[Saved entries]
____
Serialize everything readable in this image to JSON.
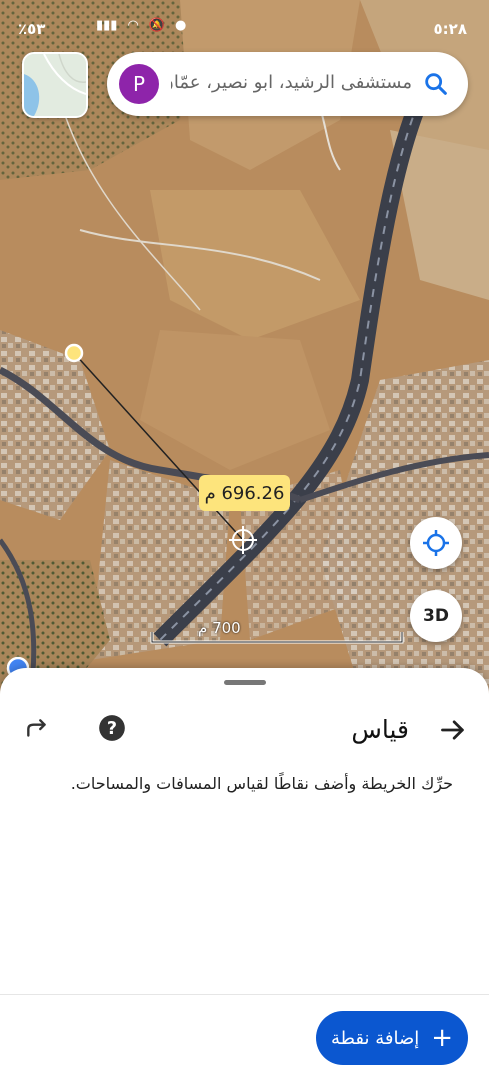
{
  "status_bar": {
    "time": "٥:٢٨",
    "battery": "٪٥٣"
  },
  "search": {
    "avatar_letter": "P",
    "query": "مستشفى الرشيد، ابو نصير، عمّان"
  },
  "map": {
    "measurement": "696.26 م",
    "scale_label": "700 م",
    "btn_3d": "3D"
  },
  "sheet": {
    "title": "قياس",
    "description": "حرِّك الخريطة وأضف نقاطًا لقياس المسافات والمساحات.",
    "add_point_label": "إضافة نقطة",
    "add_point_icon": "+"
  },
  "colors": {
    "accent": "#0b57d0",
    "avatar": "#8e24aa",
    "label_bg": "#fde47c"
  }
}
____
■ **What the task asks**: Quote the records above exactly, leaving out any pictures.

■ **Answer area**:
Serialize everything readable in this image to JSON.
{
  "status_bar": {
    "time": "٥:٢٨",
    "battery": "٪٥٣"
  },
  "search": {
    "avatar_letter": "P",
    "query": "مستشفى الرشيد، ابو نصير، عمّان"
  },
  "map": {
    "measurement": "696.26 م",
    "scale_label": "700 م",
    "btn_3d": "3D"
  },
  "sheet": {
    "title": "قياس",
    "description": "حرِّك الخريطة وأضف نقاطًا لقياس المسافات والمساحات.",
    "add_point_label": "إضافة نقطة",
    "add_point_icon": "+"
  },
  "colors": {
    "accent": "#0b57d0",
    "avatar": "#8e24aa",
    "label_bg": "#fde47c"
  }
}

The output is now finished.